Posted October 08, 2014

On October 2, 2014, Bill C-8, the Combating Counterfeit Products Act, passed the House of Commons, and proceeded to a first reading in the Senate. The legislation, which has been described by some as perhaps the most sweeping changes in intellectual property rights law in Canada in over 70 years, is intended to give trademark and copyright owners additional options for dealing with the importation and sale of counterfeit goods.
Counterfeit Goods
Following passage of the bill with support from all parties (though not without some outspoken criticism), Industry Minister James Moore issued a statement saying that it “will give our border guards the tools they need to work with Canadian rights holders to stop illegal counterfeit goods from entering the country.”
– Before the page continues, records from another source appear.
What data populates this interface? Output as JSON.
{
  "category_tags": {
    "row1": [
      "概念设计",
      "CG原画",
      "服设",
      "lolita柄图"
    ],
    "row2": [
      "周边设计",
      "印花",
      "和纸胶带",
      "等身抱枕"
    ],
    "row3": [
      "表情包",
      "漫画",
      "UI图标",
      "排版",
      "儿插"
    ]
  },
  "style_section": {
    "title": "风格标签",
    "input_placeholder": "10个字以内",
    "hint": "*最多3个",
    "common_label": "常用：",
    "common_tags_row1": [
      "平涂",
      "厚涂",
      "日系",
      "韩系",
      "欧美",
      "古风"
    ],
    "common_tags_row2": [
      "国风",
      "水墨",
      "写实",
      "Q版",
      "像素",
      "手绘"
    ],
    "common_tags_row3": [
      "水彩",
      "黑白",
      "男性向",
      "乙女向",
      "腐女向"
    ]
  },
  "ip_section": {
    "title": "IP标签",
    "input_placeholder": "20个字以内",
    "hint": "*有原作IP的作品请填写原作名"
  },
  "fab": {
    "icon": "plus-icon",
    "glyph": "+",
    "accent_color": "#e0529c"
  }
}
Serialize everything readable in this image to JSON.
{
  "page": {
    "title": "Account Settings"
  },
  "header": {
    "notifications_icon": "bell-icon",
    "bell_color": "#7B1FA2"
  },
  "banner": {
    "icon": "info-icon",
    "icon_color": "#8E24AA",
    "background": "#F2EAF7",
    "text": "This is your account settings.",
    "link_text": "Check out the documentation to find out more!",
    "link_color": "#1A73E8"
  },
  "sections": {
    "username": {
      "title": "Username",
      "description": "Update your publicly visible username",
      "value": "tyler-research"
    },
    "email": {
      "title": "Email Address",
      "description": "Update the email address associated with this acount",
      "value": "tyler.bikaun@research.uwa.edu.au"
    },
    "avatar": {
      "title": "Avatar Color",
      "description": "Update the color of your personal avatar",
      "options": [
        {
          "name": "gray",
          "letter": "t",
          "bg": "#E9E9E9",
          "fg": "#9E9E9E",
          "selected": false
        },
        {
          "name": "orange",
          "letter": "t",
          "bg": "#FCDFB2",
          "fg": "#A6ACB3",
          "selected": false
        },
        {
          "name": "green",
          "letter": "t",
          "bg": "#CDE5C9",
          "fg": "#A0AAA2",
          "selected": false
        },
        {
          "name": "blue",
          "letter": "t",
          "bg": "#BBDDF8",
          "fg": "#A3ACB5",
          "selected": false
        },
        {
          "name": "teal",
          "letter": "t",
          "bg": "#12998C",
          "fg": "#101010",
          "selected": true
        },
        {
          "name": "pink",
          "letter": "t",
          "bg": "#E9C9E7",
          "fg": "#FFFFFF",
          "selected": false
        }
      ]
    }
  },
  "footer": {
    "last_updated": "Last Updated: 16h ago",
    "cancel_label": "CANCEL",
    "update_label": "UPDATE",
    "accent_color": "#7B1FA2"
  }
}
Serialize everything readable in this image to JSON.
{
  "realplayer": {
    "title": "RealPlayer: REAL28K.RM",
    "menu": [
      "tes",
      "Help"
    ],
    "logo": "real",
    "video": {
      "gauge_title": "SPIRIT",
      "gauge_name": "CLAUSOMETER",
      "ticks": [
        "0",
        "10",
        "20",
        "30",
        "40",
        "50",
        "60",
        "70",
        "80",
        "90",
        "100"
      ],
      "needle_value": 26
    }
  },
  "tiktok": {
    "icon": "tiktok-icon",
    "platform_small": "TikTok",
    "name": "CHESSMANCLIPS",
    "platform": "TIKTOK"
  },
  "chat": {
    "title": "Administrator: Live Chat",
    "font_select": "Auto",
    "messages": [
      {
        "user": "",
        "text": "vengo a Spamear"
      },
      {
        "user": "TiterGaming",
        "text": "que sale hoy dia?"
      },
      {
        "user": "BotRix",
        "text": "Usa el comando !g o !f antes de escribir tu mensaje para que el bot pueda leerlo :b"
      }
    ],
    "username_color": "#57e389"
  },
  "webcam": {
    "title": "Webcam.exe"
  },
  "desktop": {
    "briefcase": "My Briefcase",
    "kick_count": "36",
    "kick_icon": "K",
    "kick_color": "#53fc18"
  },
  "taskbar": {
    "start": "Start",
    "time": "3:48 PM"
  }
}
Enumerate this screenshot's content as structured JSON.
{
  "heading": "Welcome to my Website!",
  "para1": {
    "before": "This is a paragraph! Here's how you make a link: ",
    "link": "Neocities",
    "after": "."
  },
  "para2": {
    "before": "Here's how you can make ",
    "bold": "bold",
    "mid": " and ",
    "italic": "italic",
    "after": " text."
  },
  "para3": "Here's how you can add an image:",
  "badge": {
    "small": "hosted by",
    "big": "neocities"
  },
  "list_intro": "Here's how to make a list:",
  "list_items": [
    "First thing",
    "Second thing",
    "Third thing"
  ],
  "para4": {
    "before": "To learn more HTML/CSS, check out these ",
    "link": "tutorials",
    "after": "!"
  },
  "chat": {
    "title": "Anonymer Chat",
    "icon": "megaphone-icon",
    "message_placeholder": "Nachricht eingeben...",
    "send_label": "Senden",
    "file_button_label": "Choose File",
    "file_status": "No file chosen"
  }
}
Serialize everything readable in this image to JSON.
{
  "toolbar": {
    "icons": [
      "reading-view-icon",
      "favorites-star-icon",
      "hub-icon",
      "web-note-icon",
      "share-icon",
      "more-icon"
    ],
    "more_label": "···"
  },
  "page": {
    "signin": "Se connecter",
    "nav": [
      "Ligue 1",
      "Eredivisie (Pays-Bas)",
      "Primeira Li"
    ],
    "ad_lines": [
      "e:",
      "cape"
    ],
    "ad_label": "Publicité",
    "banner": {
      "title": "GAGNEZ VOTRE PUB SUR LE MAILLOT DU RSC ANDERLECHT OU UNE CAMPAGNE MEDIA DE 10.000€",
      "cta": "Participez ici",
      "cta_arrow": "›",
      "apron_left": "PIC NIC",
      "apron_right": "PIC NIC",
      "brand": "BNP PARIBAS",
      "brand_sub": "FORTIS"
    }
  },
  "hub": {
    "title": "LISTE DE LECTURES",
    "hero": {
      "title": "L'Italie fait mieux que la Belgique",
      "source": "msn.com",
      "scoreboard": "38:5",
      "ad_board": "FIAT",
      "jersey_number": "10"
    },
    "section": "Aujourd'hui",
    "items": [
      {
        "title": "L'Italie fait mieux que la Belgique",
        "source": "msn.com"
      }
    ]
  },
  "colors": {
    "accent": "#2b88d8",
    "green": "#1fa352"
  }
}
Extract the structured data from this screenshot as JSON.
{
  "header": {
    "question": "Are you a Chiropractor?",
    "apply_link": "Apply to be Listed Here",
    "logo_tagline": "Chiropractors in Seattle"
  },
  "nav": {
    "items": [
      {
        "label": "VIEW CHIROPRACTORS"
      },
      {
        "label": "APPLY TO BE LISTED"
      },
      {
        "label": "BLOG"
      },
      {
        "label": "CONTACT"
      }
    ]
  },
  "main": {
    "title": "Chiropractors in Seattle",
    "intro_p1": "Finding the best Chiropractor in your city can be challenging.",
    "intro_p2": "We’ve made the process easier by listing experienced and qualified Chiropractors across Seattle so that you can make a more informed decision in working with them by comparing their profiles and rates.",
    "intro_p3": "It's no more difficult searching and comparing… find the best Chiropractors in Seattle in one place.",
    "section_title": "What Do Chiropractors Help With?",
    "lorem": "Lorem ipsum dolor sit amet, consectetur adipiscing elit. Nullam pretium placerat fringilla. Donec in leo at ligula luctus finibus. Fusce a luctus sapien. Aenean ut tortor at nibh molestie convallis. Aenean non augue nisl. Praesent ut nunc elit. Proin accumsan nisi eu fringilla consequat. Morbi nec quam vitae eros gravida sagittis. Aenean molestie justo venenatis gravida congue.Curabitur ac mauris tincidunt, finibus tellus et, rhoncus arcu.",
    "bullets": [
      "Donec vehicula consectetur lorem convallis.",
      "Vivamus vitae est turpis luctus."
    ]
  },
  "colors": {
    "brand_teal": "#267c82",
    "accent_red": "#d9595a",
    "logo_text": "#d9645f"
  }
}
Specifically, the legislation includes provisions that will:

  • create new civil causes of action with respect to activities that sustain commercial activity in infringing copies and counterfeit trademarked goods;
  • create new criminal offences for trademark counterfeiting that are analogous to existing offences in the Copyright Act;
  • create new criminal offences prohibiting the possession or export of infringing copies or counterfeit trademarked goods, packaging or labels;
  • enact new border enforcement measures enabling customs officers to detain goods that they suspect infringe copyright or trademark rights and allowing them to share information relating to the detained goods with rights owners who have filed a request for assistance, in order to give the rights owners a reasonable opportunity to pursue a remedy in court;
  • exempt the importation and exportation of copies and goods by an individual for their personal use from the application of the border measures; and
  • add the offences set out in the Copyright Act and the Trademarks Act to the list of offences set out in the Criminal Code for the investigation of which police may seek judicial authorization to use a wiretap.

Counterfeits worldwide are now an estimated $650 billion a year problem and counterfeits in Canada have been a growing health and safety problem. According to the official press release, “Canadians are now one step closer to having a modern, effective protection regime at our borders.”